Excerpts from an interface dataset
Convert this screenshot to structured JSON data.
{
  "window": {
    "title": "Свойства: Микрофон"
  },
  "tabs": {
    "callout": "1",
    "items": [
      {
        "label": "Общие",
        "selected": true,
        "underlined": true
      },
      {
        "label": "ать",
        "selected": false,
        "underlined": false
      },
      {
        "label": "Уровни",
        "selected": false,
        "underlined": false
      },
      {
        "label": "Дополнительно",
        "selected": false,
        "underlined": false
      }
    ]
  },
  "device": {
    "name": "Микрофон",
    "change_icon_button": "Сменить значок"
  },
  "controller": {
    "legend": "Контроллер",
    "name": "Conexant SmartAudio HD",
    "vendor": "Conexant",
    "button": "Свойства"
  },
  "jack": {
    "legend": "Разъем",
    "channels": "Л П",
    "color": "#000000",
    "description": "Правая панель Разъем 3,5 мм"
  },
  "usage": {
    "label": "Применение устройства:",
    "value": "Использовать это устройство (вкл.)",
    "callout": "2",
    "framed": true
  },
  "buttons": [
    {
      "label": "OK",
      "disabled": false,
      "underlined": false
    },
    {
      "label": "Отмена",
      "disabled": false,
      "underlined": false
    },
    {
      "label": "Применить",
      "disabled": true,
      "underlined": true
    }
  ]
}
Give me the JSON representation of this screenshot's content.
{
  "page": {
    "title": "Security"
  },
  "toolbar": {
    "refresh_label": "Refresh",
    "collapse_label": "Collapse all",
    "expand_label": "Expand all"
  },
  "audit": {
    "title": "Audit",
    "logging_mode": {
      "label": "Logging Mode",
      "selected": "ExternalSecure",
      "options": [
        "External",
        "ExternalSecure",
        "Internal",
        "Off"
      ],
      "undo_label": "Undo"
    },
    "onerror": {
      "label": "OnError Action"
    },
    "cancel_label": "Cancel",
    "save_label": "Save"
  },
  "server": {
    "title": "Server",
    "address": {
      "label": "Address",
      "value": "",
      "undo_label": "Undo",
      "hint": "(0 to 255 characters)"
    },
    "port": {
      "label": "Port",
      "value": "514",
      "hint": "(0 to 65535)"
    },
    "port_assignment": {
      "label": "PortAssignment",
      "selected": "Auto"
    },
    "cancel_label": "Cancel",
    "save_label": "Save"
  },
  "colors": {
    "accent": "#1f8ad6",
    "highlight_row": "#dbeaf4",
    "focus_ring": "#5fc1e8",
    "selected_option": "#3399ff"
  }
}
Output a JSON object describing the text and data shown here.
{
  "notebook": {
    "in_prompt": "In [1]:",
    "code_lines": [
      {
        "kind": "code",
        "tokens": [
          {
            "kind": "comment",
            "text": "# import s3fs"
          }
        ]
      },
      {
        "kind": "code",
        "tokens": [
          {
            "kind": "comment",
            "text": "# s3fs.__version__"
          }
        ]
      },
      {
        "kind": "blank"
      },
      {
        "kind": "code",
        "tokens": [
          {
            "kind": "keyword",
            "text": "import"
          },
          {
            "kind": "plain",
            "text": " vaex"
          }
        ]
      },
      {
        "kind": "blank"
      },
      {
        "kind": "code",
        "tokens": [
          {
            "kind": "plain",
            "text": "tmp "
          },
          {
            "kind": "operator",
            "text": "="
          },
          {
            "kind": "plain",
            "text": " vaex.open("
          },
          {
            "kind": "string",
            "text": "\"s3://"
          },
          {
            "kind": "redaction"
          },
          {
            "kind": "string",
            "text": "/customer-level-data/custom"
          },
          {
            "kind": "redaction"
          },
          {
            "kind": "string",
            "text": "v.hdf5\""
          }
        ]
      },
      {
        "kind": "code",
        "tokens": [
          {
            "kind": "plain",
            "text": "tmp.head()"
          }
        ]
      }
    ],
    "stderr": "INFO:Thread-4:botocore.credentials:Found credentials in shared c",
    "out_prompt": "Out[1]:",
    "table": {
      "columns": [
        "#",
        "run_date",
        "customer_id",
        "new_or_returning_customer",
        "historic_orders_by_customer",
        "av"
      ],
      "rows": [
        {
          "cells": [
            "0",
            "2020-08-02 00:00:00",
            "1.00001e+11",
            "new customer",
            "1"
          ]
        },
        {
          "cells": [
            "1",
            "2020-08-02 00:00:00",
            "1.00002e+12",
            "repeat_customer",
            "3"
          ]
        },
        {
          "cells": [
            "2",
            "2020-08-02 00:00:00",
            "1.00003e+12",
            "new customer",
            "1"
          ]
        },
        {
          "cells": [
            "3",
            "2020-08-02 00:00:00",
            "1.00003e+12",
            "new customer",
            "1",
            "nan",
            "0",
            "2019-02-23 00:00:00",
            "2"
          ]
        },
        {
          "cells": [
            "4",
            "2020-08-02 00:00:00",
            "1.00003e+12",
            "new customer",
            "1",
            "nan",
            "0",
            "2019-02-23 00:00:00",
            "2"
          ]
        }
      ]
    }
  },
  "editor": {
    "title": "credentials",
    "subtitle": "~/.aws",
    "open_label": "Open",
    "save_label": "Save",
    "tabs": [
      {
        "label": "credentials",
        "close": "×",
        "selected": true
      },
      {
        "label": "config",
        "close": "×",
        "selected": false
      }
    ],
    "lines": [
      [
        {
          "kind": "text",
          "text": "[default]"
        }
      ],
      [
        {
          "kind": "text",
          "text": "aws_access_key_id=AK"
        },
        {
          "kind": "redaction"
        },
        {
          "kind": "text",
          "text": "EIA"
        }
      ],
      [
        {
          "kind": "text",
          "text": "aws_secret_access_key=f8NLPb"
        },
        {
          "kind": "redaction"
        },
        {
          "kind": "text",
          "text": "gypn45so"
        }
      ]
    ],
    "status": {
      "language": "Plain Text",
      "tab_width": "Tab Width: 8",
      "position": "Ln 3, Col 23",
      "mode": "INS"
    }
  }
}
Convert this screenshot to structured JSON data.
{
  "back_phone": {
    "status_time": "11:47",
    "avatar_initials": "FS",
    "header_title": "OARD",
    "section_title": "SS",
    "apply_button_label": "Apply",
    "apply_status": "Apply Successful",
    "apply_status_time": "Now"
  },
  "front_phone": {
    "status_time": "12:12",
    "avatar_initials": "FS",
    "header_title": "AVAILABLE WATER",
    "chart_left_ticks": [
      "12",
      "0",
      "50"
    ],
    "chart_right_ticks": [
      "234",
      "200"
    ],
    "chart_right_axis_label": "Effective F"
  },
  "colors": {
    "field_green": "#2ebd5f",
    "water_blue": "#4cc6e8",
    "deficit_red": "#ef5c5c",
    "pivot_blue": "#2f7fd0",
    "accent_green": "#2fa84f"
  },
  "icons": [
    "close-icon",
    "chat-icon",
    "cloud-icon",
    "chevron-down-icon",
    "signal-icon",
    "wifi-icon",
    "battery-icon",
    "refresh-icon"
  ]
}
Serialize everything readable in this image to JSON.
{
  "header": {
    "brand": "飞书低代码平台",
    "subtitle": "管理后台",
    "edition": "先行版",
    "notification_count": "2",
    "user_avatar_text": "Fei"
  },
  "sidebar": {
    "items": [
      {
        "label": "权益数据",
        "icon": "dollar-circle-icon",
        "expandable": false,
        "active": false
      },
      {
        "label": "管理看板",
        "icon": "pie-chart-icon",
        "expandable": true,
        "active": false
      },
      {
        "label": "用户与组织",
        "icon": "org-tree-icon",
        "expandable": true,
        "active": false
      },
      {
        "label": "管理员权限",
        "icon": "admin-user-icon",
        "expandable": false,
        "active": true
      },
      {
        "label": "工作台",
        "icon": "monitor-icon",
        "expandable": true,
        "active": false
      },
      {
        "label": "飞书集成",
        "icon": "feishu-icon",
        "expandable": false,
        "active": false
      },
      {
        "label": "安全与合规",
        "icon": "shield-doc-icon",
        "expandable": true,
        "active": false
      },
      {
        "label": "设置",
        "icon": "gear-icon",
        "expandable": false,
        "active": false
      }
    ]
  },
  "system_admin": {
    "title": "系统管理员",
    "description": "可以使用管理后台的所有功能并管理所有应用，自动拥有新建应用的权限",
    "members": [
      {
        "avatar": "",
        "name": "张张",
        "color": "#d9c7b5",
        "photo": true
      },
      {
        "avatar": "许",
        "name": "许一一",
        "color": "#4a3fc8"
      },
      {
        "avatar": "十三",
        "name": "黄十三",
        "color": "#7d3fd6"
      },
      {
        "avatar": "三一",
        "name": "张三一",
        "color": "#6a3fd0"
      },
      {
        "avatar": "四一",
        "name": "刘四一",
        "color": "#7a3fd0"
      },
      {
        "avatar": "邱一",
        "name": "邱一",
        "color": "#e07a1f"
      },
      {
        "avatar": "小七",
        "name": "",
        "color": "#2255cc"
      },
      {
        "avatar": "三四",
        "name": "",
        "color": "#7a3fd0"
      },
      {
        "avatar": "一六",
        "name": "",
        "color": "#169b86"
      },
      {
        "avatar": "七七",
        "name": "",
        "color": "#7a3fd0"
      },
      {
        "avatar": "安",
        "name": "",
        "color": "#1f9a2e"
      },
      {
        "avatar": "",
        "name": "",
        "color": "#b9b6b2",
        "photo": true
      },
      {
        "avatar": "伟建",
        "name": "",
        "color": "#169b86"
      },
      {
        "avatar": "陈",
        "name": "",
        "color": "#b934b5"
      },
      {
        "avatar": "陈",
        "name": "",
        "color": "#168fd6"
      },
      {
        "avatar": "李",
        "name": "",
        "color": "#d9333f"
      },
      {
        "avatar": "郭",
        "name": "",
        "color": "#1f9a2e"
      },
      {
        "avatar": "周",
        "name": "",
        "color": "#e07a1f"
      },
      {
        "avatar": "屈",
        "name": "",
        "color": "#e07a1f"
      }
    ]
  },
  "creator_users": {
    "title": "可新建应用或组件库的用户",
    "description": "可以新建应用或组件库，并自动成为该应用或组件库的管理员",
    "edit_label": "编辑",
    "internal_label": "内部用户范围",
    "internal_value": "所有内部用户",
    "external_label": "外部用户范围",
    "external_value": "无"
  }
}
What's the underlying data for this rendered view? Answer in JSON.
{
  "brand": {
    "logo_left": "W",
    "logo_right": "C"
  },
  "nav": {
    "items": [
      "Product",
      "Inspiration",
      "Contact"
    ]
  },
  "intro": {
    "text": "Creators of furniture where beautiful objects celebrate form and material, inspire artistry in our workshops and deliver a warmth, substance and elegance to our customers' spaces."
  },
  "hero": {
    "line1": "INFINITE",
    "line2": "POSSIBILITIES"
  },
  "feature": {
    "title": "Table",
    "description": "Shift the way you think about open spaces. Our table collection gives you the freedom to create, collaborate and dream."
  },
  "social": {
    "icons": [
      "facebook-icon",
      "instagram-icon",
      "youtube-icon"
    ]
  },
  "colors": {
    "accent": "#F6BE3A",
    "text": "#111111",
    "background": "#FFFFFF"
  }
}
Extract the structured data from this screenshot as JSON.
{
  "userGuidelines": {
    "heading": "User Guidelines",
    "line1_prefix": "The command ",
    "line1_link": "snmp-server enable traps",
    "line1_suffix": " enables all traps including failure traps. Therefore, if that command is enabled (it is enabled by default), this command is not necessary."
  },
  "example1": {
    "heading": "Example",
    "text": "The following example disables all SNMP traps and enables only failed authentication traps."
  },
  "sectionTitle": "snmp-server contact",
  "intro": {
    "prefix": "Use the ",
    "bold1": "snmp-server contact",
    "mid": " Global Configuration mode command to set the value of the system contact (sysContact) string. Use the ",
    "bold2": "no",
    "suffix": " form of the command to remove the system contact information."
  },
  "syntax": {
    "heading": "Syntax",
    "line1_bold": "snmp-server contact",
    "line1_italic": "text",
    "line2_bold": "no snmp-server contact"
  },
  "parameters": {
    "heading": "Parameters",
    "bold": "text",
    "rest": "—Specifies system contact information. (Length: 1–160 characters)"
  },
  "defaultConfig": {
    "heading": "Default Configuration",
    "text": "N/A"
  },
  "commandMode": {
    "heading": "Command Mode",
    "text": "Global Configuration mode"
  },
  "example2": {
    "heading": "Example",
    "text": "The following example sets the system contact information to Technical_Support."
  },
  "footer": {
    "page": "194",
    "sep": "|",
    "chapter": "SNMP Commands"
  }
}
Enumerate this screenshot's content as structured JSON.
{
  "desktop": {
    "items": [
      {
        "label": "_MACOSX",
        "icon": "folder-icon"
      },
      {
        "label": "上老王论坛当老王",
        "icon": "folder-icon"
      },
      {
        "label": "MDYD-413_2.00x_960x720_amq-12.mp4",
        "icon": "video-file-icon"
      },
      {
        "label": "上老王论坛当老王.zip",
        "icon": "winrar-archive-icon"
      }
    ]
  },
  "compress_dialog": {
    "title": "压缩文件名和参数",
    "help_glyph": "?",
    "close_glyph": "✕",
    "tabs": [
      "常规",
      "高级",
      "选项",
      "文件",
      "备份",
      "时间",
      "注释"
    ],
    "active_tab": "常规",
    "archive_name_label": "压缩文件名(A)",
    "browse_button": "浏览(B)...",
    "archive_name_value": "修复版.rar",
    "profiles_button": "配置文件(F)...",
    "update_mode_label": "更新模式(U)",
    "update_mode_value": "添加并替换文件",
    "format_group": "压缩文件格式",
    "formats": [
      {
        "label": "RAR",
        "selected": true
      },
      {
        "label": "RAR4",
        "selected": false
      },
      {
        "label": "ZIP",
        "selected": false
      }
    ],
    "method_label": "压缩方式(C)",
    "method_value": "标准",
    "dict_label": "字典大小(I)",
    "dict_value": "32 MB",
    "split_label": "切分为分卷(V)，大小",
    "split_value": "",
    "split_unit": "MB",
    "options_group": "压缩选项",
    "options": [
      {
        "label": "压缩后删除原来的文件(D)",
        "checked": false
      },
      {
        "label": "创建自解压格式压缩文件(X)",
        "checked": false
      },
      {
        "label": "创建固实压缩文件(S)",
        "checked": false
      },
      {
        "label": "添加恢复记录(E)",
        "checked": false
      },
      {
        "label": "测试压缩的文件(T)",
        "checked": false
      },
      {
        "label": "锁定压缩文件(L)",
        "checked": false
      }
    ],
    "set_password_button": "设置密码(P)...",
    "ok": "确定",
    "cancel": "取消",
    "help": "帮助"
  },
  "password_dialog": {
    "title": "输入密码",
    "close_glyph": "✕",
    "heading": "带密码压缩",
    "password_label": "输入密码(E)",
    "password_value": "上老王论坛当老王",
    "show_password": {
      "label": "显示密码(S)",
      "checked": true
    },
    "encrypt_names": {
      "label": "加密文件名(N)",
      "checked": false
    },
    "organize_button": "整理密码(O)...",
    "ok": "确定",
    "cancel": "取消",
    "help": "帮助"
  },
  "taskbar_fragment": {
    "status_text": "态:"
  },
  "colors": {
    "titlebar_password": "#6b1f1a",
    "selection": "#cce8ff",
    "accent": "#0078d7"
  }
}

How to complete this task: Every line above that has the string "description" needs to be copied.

Finished task:
    "description": "Правая панель Разъем 3,5 мм"
    "description": "可以使用管理后台的所有功能并管理所有应用，自动拥有新建应用的权限",
    "description": "可以新建应用或组件库，并自动成为该应用或组件库的管理员",
    "description": "Shift the way you think about open spaces. Our table collection gives you the freedom to create, collaborate and dream."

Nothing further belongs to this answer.